Transforming means more major change. And as we all know, at least some of our employees do not do well with change. They oppose it, they fear it, they feel uncertain whenever it is around.

Leveraging, means acknowledging what is working within your existing culture and using that to your advantage.

It means building on business culture positives to promote and foster new and more productive behaviours, which feels much more like a natural step for most employees.

What is the perfect culture?

There is no perfect business culture!

Continuous changes in the marketplace, customer motivations and technology all point to the need to develop an adaptive culture.

Adaptive means a culture that changes and evolves. Logically, that then means that no one, consistent culture is perfect for every situation or set of circumstances! 

Culture is also unique to each organisation. 
While doing things a certain way can be very positive for one company, trying to impose the same culture on another organisation can be devastating. 
This is a reason why some leaders thrive and others fail miserably if their styles are contradictory to the environment.

If you look hard enough, most organisations will find they already have pockets of people who practice the behaviours they desire  the basis for their perfect culture for ‘right now’.

It’s possible to draw on these positive aspects of your culture, turning them to your advantage, and offset some of the negative aspects as you go. 

Leaders should focus on the areas of overlap between the current and preferred culture, in order for culture change to feel like evolution instead of revolution. 

This will make the necessary changes less scary and decrease resistance.

Exploit business culture strengths

Clearly, cultural change — and even transformation — is sometimes necessary. 

If an organisation isn’t getting the results it desires, it likely needs to first look at the management, leaders and strategy. 

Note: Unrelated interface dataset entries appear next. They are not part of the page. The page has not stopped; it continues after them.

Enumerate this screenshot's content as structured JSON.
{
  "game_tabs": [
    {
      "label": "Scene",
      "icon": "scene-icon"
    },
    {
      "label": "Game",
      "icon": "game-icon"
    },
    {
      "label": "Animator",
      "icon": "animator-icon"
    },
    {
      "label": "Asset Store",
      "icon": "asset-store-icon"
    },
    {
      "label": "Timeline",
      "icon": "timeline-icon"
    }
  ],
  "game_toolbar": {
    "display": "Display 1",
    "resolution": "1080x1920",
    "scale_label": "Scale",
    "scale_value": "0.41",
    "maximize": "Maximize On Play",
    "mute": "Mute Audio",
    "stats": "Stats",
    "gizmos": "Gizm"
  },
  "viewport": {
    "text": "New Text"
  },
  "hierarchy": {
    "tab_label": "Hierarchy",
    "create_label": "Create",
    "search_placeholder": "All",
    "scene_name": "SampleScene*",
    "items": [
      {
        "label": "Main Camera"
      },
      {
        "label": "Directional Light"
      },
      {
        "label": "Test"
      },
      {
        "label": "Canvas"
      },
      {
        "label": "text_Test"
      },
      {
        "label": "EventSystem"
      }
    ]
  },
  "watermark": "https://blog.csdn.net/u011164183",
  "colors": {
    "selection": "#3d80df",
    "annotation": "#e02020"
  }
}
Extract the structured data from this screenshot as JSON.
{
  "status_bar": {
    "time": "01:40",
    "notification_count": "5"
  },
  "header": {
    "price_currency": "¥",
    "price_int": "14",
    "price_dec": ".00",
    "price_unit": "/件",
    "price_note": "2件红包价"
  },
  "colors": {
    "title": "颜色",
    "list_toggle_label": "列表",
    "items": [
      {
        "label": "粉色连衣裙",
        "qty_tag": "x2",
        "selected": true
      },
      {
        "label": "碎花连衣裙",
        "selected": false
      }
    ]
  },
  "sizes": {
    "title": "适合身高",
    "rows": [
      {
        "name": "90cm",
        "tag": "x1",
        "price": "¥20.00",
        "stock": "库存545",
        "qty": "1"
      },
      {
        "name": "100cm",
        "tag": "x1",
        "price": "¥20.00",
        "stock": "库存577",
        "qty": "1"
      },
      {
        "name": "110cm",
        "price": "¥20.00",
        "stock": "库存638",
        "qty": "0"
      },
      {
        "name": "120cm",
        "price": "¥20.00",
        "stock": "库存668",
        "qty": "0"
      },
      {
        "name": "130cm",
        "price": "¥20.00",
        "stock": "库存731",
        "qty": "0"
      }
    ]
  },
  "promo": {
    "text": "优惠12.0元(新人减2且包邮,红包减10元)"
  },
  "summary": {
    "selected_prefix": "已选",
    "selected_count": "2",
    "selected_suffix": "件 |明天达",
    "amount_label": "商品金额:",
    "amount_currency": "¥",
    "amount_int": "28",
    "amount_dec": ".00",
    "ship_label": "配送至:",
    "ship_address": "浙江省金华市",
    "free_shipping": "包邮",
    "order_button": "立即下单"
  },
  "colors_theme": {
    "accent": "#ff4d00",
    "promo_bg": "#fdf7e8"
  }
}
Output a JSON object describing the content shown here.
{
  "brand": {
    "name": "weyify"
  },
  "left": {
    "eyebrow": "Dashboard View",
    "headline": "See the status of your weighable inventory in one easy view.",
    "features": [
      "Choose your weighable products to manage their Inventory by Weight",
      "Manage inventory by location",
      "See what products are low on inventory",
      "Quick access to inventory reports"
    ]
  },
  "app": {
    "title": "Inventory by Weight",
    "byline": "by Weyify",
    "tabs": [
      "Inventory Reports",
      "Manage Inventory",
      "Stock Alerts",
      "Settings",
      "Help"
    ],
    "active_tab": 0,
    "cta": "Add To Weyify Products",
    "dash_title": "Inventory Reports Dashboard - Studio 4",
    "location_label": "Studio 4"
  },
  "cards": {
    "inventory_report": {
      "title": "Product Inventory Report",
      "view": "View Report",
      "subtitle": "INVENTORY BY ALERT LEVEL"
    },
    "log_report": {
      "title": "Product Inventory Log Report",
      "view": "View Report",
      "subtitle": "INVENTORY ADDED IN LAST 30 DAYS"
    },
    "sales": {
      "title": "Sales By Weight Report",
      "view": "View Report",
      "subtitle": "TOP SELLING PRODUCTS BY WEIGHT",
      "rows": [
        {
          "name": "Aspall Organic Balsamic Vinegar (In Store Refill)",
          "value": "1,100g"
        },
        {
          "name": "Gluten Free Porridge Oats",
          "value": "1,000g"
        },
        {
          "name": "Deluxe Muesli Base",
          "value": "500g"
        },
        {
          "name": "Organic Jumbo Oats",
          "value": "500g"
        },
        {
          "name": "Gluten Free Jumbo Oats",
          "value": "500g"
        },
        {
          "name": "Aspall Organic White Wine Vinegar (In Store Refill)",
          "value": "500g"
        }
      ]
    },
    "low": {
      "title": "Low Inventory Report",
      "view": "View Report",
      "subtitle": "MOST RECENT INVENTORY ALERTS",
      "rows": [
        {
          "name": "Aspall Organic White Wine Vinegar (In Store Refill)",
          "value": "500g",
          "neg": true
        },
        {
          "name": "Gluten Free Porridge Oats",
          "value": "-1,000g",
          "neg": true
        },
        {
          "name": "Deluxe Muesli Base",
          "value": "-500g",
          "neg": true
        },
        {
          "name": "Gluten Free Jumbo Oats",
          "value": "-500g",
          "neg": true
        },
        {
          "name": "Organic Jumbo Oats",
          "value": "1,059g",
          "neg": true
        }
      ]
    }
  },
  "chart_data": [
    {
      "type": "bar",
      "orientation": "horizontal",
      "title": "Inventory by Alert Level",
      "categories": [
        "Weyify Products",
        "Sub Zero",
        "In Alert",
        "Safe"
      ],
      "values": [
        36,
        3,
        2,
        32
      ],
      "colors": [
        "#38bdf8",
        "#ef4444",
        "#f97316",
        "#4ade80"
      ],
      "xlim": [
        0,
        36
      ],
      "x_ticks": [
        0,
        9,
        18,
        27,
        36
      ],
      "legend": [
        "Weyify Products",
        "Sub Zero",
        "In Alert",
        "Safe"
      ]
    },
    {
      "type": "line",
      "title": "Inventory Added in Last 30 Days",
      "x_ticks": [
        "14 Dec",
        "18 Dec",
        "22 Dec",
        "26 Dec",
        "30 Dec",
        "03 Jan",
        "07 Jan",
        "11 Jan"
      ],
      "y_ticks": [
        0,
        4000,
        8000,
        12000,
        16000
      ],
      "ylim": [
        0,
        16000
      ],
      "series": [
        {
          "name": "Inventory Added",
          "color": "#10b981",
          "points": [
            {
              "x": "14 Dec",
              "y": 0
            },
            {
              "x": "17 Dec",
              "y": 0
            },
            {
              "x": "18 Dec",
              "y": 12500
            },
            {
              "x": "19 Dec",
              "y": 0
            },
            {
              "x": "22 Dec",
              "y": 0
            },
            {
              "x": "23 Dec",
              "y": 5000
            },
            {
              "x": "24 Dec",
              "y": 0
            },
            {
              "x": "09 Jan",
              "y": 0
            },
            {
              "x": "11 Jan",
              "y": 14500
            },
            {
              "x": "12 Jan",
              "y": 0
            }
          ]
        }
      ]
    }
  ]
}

But it’s far too superficial and ineffective to take a deficit-based approach to culture change, pointing out all the flaws. It’s much more powerful to assess the culture’s strengths and exploit them.

Of course, even in taking this approach, culture change is not a short-term process — it will take years of consistent and persistent effort. 

An organisation doesn’t become a more collaborative culture, for example, just because you announce “we have a collaborative culture” or when you stick a few teams of people together.

Rather than dismissing culture work as ‘soft stuff’, it needs to move to a high-priority. 

Let’s not fool ourselves when it comes to culture change. This is not a font change or PO Box change or something small and easy to implement. 

In changing culture, we’re taking on an HR project to change whole belief systems.

Carefully and strategically assess our organisations’ current culture, it’s main challenges and goals, and determine if leveraging your current culture, transforming your culture or looking at another area entirely, will make the most difference. 

Culture change checklist:

If you’ve made it through the analysis phase, and all the evidence points to business culture change solving part or all of your problem, work through this checklist to guide your approach:

Strategic vision – have a clearly and widely articulated view of the direction and purpose of the proposed change, that includes measurable and achievable goals.

Symbolic leadership – senior executives must behave in ways that are consistent with the new culture – always!

Management commitment – senior management must be committed to change and must be seen to be committed.

Communication – involve people and be honest and transparent.

Reinforce change – take every opportunity to convey the message